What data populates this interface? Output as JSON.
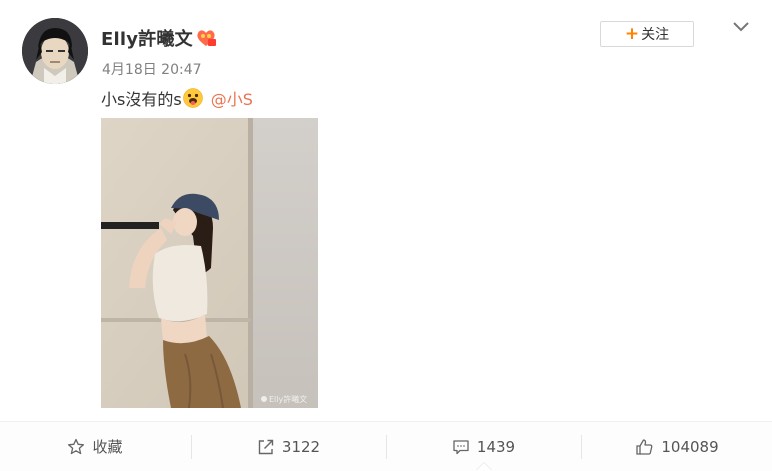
{
  "post": {
    "author_name": "Elly許曦文",
    "timestamp": "4月18日 20:47",
    "text_before_emoji": "小s沒有的s",
    "mention": "@小S",
    "follow_label": "关注",
    "follow_plus": "+",
    "emoji_icon": "tongue-out-emoji-icon",
    "badge_icon": "vip-badge-icon",
    "photo_watermark": "Elly許曦文",
    "mention_color": "#eb7350",
    "accent_color": "#ff8200"
  },
  "actions": {
    "favorite_label": "收藏",
    "repost_count": "3122",
    "comment_count": "1439",
    "like_count": "104089"
  }
}
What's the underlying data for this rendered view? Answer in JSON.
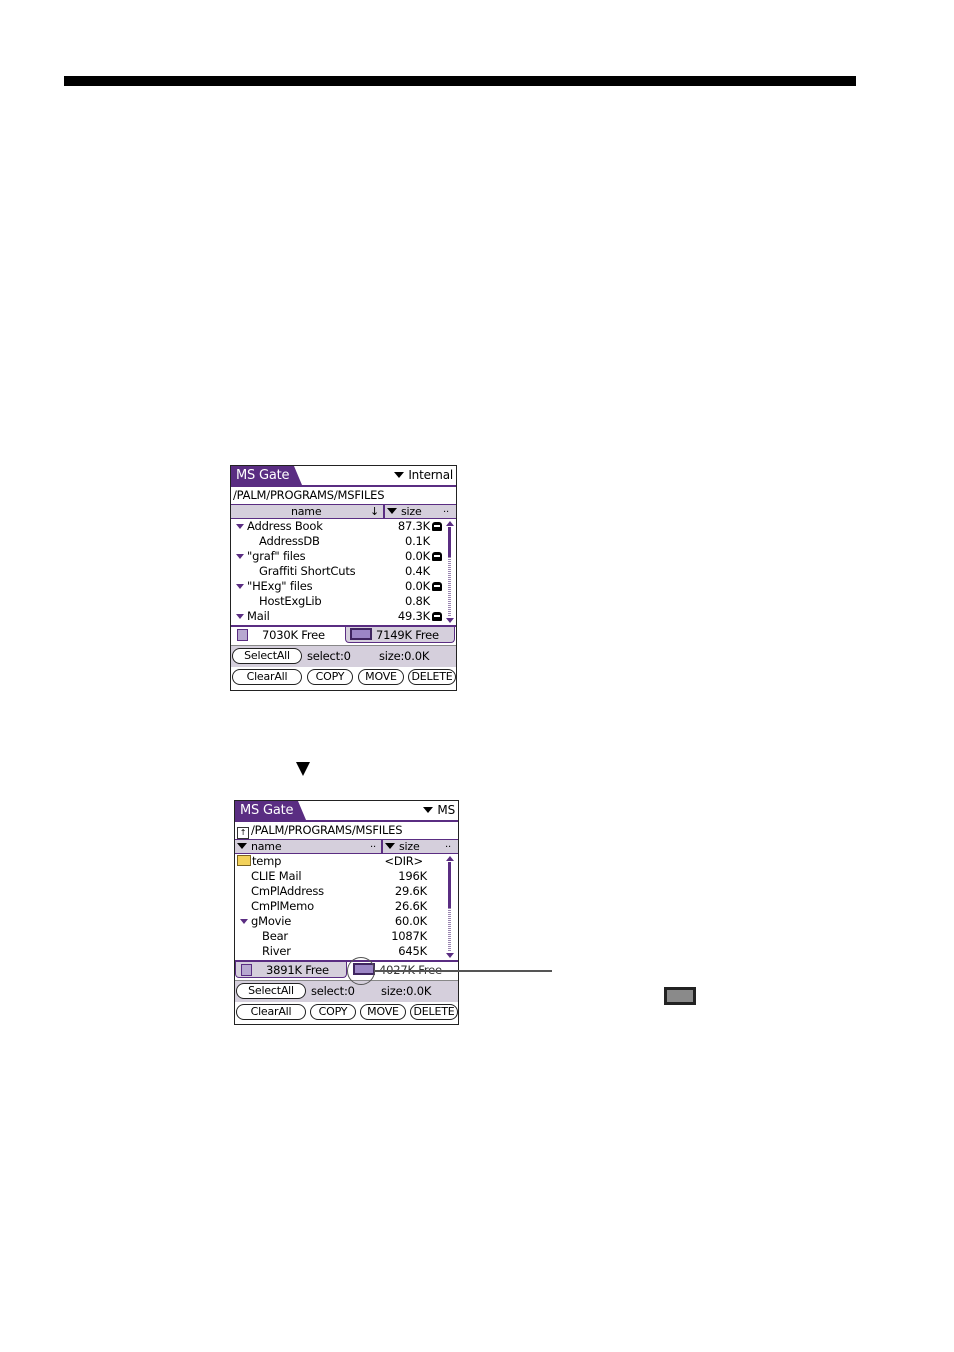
{
  "screen1": {
    "app_title": "MS Gate",
    "drive_label": "Internal",
    "path": "/PALM/PROGRAMS/MSFILES",
    "columns": {
      "name": "name",
      "name_sort": "↓",
      "size": "size",
      "more": ".."
    },
    "rows": [
      {
        "name": "Address Book",
        "size": "87.3K",
        "expandable": true,
        "locked": true
      },
      {
        "name": "AddressDB",
        "size": "0.1K",
        "expandable": false,
        "locked": false
      },
      {
        "name": "\"graf\" files",
        "size": "0.0K",
        "expandable": true,
        "locked": true
      },
      {
        "name": "Graffiti ShortCuts",
        "size": "0.4K",
        "expandable": false,
        "locked": false
      },
      {
        "name": "\"HExg\" files",
        "size": "0.0K",
        "expandable": true,
        "locked": true
      },
      {
        "name": "HostExgLib",
        "size": "0.8K",
        "expandable": false,
        "locked": false
      },
      {
        "name": "Mail",
        "size": "49.3K",
        "expandable": true,
        "locked": true
      }
    ],
    "free_internal": "7030K Free",
    "free_ms": "7149K Free",
    "buttons": {
      "select_all": "SelectAll",
      "clear_all": "ClearAll",
      "copy": "COPY",
      "move": "MOVE",
      "delete": "DELETE"
    },
    "status": {
      "select": "select:0",
      "size": "size:0.0K"
    }
  },
  "arrow_glyph": "▼",
  "screen2": {
    "app_title": "MS Gate",
    "drive_label": "MS",
    "path": "/PALM/PROGRAMS/MSFILES",
    "columns": {
      "name": "name",
      "size": "size",
      "more": ".."
    },
    "rows": [
      {
        "name": "temp",
        "size": "<DIR>",
        "folder": true
      },
      {
        "name": "CLIE Mail",
        "size": "196K"
      },
      {
        "name": "CmPlAddress",
        "size": "29.6K"
      },
      {
        "name": "CmPlMemo",
        "size": "26.6K"
      },
      {
        "name": "gMovie",
        "size": "60.0K",
        "expandable": true
      },
      {
        "name": "Bear",
        "size": "1087K"
      },
      {
        "name": "River",
        "size": "645K"
      }
    ],
    "free_internal": "3891K Free",
    "free_ms": "4027K Free",
    "buttons": {
      "select_all": "SelectAll",
      "clear_all": "ClearAll",
      "copy": "COPY",
      "move": "MOVE",
      "delete": "DELETE"
    },
    "status": {
      "select": "select:0",
      "size": "size:0.0K"
    }
  },
  "colors": {
    "accent": "#5a2d82",
    "header_bg": "#d5cfdc"
  }
}
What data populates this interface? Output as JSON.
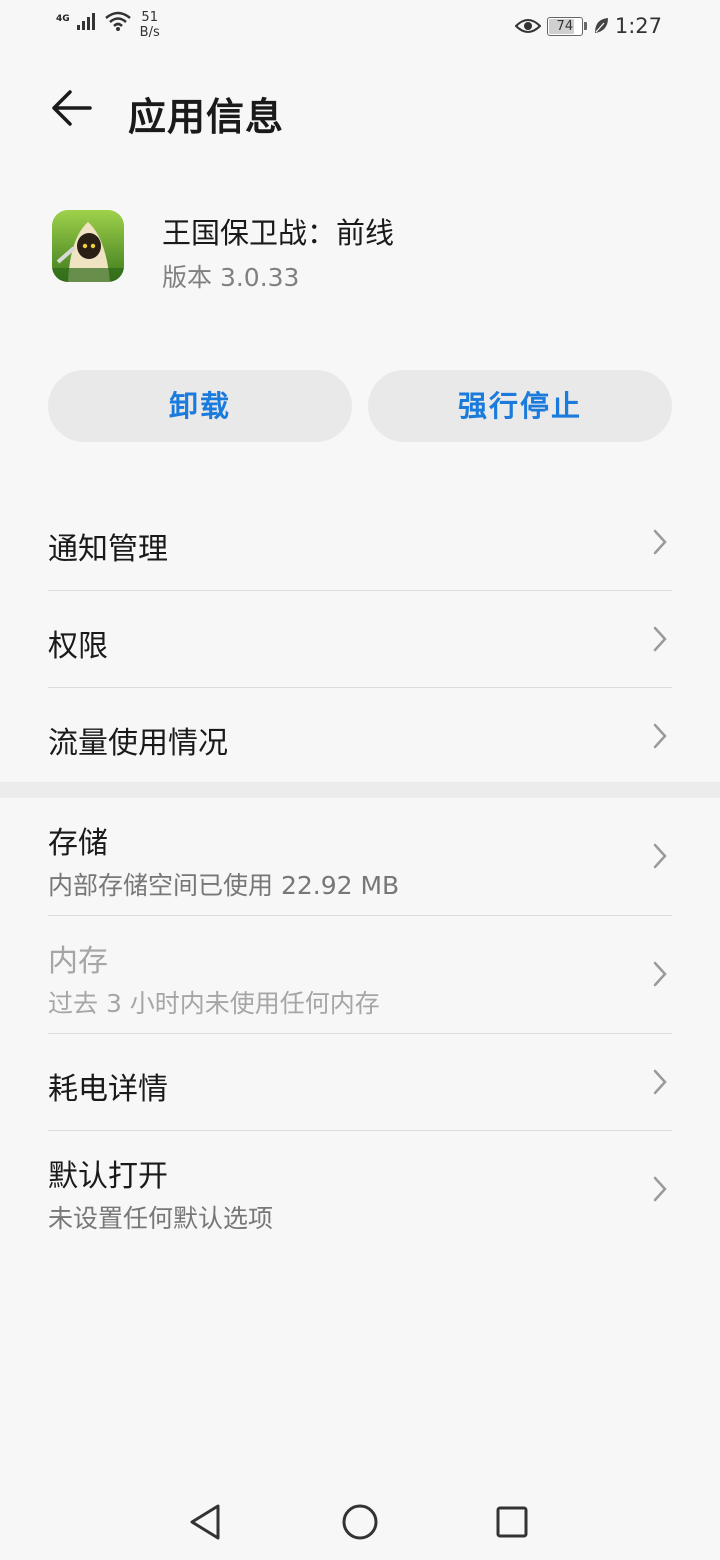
{
  "status_bar": {
    "network": "4G",
    "speed_value": "51",
    "speed_unit": "B/s",
    "battery_level": "74",
    "time": "1:27"
  },
  "header": {
    "title": "应用信息",
    "back_icon": "arrow-left-icon"
  },
  "app": {
    "name": "王国保卫战：前线",
    "version": "版本 3.0.33"
  },
  "actions": {
    "uninstall_label": "卸载",
    "force_stop_label": "强行停止"
  },
  "menu_group_1": [
    {
      "label": "通知管理"
    },
    {
      "label": "权限"
    },
    {
      "label": "流量使用情况"
    }
  ],
  "menu_group_2": [
    {
      "label": "存储",
      "sub": "内部存储空间已使用 22.92 MB"
    },
    {
      "label": "内存",
      "sub": "过去 3 小时内未使用任何内存",
      "disabled": true
    },
    {
      "label": "耗电详情"
    },
    {
      "label": "默认打开",
      "sub": "未设置任何默认选项"
    }
  ],
  "colors": {
    "accent": "#1a7bdc",
    "background": "#f7f7f7",
    "button_bg": "#e9e9e9"
  }
}
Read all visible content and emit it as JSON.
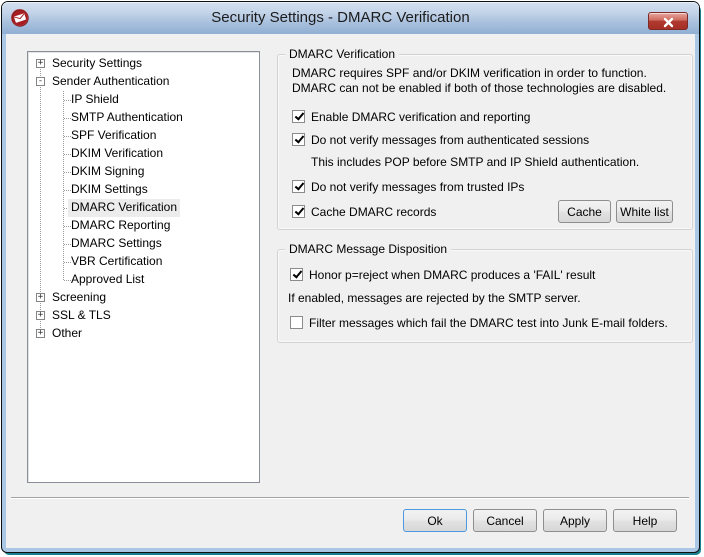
{
  "window": {
    "title": "Security Settings - DMARC Verification"
  },
  "tree": {
    "items": [
      {
        "label": "Security Settings",
        "expander": "+",
        "selected": false
      },
      {
        "label": "Sender Authentication",
        "expander": "-",
        "selected": false
      },
      {
        "label": "IP Shield",
        "selected": false
      },
      {
        "label": "SMTP Authentication",
        "selected": false
      },
      {
        "label": "SPF Verification",
        "selected": false
      },
      {
        "label": "DKIM Verification",
        "selected": false
      },
      {
        "label": "DKIM Signing",
        "selected": false
      },
      {
        "label": "DKIM Settings",
        "selected": false
      },
      {
        "label": "DMARC Verification",
        "selected": true
      },
      {
        "label": "DMARC Reporting",
        "selected": false
      },
      {
        "label": "DMARC Settings",
        "selected": false
      },
      {
        "label": "VBR Certification",
        "selected": false
      },
      {
        "label": "Approved List",
        "selected": false
      },
      {
        "label": "Screening",
        "expander": "+",
        "selected": false
      },
      {
        "label": "SSL & TLS",
        "expander": "+",
        "selected": false
      },
      {
        "label": "Other",
        "expander": "+",
        "selected": false
      }
    ]
  },
  "groups": {
    "verification": {
      "title": "DMARC Verification",
      "description": "DMARC requires SPF and/or DKIM verification in order to function.  DMARC can not be enabled if both of those technologies are disabled.",
      "checkboxes": [
        {
          "label": "Enable DMARC verification and reporting",
          "checked": true
        },
        {
          "label": "Do not verify messages from authenticated sessions",
          "checked": true
        },
        {
          "label": "Do not verify messages from trusted IPs",
          "checked": true
        },
        {
          "label": "Cache DMARC records",
          "checked": true
        }
      ],
      "note": "This includes POP before SMTP and IP Shield authentication.",
      "buttons": {
        "cache": "Cache",
        "white_list": "White list"
      }
    },
    "disposition": {
      "title": "DMARC Message Disposition",
      "checkboxes": [
        {
          "label": "Honor p=reject when DMARC produces a 'FAIL' result",
          "checked": true
        },
        {
          "label": "Filter messages which fail the DMARC test into Junk E-mail folders.",
          "checked": false
        }
      ],
      "note": "If enabled, messages are rejected by the SMTP server."
    }
  },
  "footer": {
    "buttons": [
      {
        "label": "Ok",
        "default": true
      },
      {
        "label": "Cancel",
        "default": false
      },
      {
        "label": "Apply",
        "default": false
      },
      {
        "label": "Help",
        "default": false
      }
    ]
  },
  "colors": {
    "titlebar_top": "#d3e0ef",
    "titlebar_bottom": "#8fafd3",
    "frame_blue": "#aac7e6",
    "dialog_bg": "#f0f0f0",
    "brand_red": "#a61e22",
    "selection_gray": "#ececec",
    "default_button_border": "#4e9ae0"
  }
}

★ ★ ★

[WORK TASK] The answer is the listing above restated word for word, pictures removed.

[WRITTEN SOLUTION]
What data populates this interface? Output as JSON.
{
  "post": {
    "author_name": "Elly許曦文",
    "timestamp": "4月18日 20:47",
    "text_before_emoji": "小s沒有的s",
    "mention": "@小S",
    "follow_label": "关注",
    "follow_plus": "+",
    "emoji_icon": "tongue-out-emoji-icon",
    "badge_icon": "vip-badge-icon",
    "photo_watermark": "Elly許曦文",
    "mention_color": "#eb7350",
    "accent_color": "#ff8200"
  },
  "actions": {
    "favorite_label": "收藏",
    "repost_count": "3122",
    "comment_count": "1439",
    "like_count": "104089"
  }
}
What's the underlying data for this rendered view? Answer in JSON.
{
  "screen1": {
    "app_title": "MS Gate",
    "drive_label": "Internal",
    "path": "/PALM/PROGRAMS/MSFILES",
    "columns": {
      "name": "name",
      "name_sort": "↓",
      "size": "size",
      "more": ".."
    },
    "rows": [
      {
        "name": "Address Book",
        "size": "87.3K",
        "expandable": true,
        "locked": true
      },
      {
        "name": "AddressDB",
        "size": "0.1K",
        "expandable": false,
        "locked": false
      },
      {
        "name": "\"graf\" files",
        "size": "0.0K",
        "expandable": true,
        "locked": true
      },
      {
        "name": "Graffiti ShortCuts",
        "size": "0.4K",
        "expandable": false,
        "locked": false
      },
      {
        "name": "\"HExg\" files",
        "size": "0.0K",
        "expandable": true,
        "locked": true
      },
      {
        "name": "HostExgLib",
        "size": "0.8K",
        "expandable": false,
        "locked": false
      },
      {
        "name": "Mail",
        "size": "49.3K",
        "expandable": true,
        "locked": true
      }
    ],
    "free_internal": "7030K Free",
    "free_ms": "7149K Free",
    "buttons": {
      "select_all": "SelectAll",
      "clear_all": "ClearAll",
      "copy": "COPY",
      "move": "MOVE",
      "delete": "DELETE"
    },
    "status": {
      "select": "select:0",
      "size": "size:0.0K"
    }
  },
  "arrow_glyph": "▼",
  "screen2": {
    "app_title": "MS Gate",
    "drive_label": "MS",
    "path": "/PALM/PROGRAMS/MSFILES",
    "columns": {
      "name": "name",
      "size": "size",
      "more": ".."
    },
    "rows": [
      {
        "name": "temp",
        "size": "<DIR>",
        "folder": true
      },
      {
        "name": "CLIE Mail",
        "size": "196K"
      },
      {
        "name": "CmPlAddress",
        "size": "29.6K"
      },
      {
        "name": "CmPlMemo",
        "size": "26.6K"
      },
      {
        "name": "gMovie",
        "size": "60.0K",
        "expandable": true
      },
      {
        "name": "Bear",
        "size": "1087K"
      },
      {
        "name": "River",
        "size": "645K"
      }
    ],
    "free_internal": "3891K Free",
    "free_ms": "4027K Free",
    "buttons": {
      "select_all": "SelectAll",
      "clear_all": "ClearAll",
      "copy": "COPY",
      "move": "MOVE",
      "delete": "DELETE"
    },
    "status": {
      "select": "select:0",
      "size": "size:0.0K"
    }
  },
  "colors": {
    "accent": "#5a2d82",
    "header_bg": "#d5cfdc"
  }
}
What data populates this interface? Output as JSON.
{
  "status_bar": {
    "network": "4G",
    "speed_value": "51",
    "speed_unit": "B/s",
    "battery_level": "74",
    "time": "1:27"
  },
  "header": {
    "title": "应用信息",
    "back_icon": "arrow-left-icon"
  },
  "app": {
    "name": "王国保卫战：前线",
    "version": "版本 3.0.33"
  },
  "actions": {
    "uninstall_label": "卸载",
    "force_stop_label": "强行停止"
  },
  "menu_group_1": [
    {
      "label": "通知管理"
    },
    {
      "label": "权限"
    },
    {
      "label": "流量使用情况"
    }
  ],
  "menu_group_2": [
    {
      "label": "存储",
      "sub": "内部存储空间已使用 22.92 MB"
    },
    {
      "label": "内存",
      "sub": "过去 3 小时内未使用任何内存",
      "disabled": true
    },
    {
      "label": "耗电详情"
    },
    {
      "label": "默认打开",
      "sub": "未设置任何默认选项"
    }
  ],
  "colors": {
    "accent": "#1a7bdc",
    "background": "#f7f7f7",
    "button_bg": "#e9e9e9"
  }
}
Read all visible content and emit it as JSON.
{
  "window": {
    "title": "Security Settings - DMARC Verification"
  },
  "tree": {
    "items": [
      {
        "label": "Security Settings",
        "expander": "+",
        "selected": false
      },
      {
        "label": "Sender Authentication",
        "expander": "-",
        "selected": false
      },
      {
        "label": "IP Shield",
        "selected": false
      },
      {
        "label": "SMTP Authentication",
        "selected": false
      },
      {
        "label": "SPF Verification",
        "selected": false
      },
      {
        "label": "DKIM Verification",
        "selected": false
      },
      {
        "label": "DKIM Signing",
        "selected": false
      },
      {
        "label": "DKIM Settings",
        "selected": false
      },
      {
        "label": "DMARC Verification",
        "selected": true
      },
      {
        "label": "DMARC Reporting",
        "selected": false
      },
      {
        "label": "DMARC Settings",
        "selected": false
      },
      {
        "label": "VBR Certification",
        "selected": false
      },
      {
        "label": "Approved List",
        "selected": false
      },
      {
        "label": "Screening",
        "expander": "+",
        "selected": false
      },
      {
        "label": "SSL & TLS",
        "expander": "+",
        "selected": false
      },
      {
        "label": "Other",
        "expander": "+",
        "selected": false
      }
    ]
  },
  "groups": {
    "verification": {
      "title": "DMARC Verification",
      "description": "DMARC requires SPF and/or DKIM verification in order to function.  DMARC can not be enabled if both of those technologies are disabled.",
      "checkboxes": [
        {
          "label": "Enable DMARC verification and reporting",
          "checked": true
        },
        {
          "label": "Do not verify messages from authenticated sessions",
          "checked": true
        },
        {
          "label": "Do not verify messages from trusted IPs",
          "checked": true
        },
        {
          "label": "Cache DMARC records",
          "checked": true
        }
      ],
      "note": "This includes POP before SMTP and IP Shield authentication.",
      "buttons": {
        "cache": "Cache",
        "white_list": "White list"
      }
    },
    "disposition": {
      "title": "DMARC Message Disposition",
      "checkboxes": [
        {
          "label": "Honor p=reject when DMARC produces a 'FAIL' result",
          "checked": true
        },
        {
          "label": "Filter messages which fail the DMARC test into Junk E-mail folders.",
          "checked": false
        }
      ],
      "note": "If enabled, messages are rejected by the SMTP server."
    }
  },
  "footer": {
    "buttons": [
      {
        "label": "Ok",
        "default": true
      },
      {
        "label": "Cancel",
        "default": false
      },
      {
        "label": "Apply",
        "default": false
      },
      {
        "label": "Help",
        "default": false
      }
    ]
  },
  "colors": {
    "titlebar_top": "#d3e0ef",
    "titlebar_bottom": "#8fafd3",
    "frame_blue": "#aac7e6",
    "dialog_bg": "#f0f0f0",
    "brand_red": "#a61e22",
    "selection_gray": "#ececec",
    "default_button_border": "#4e9ae0"
  }
}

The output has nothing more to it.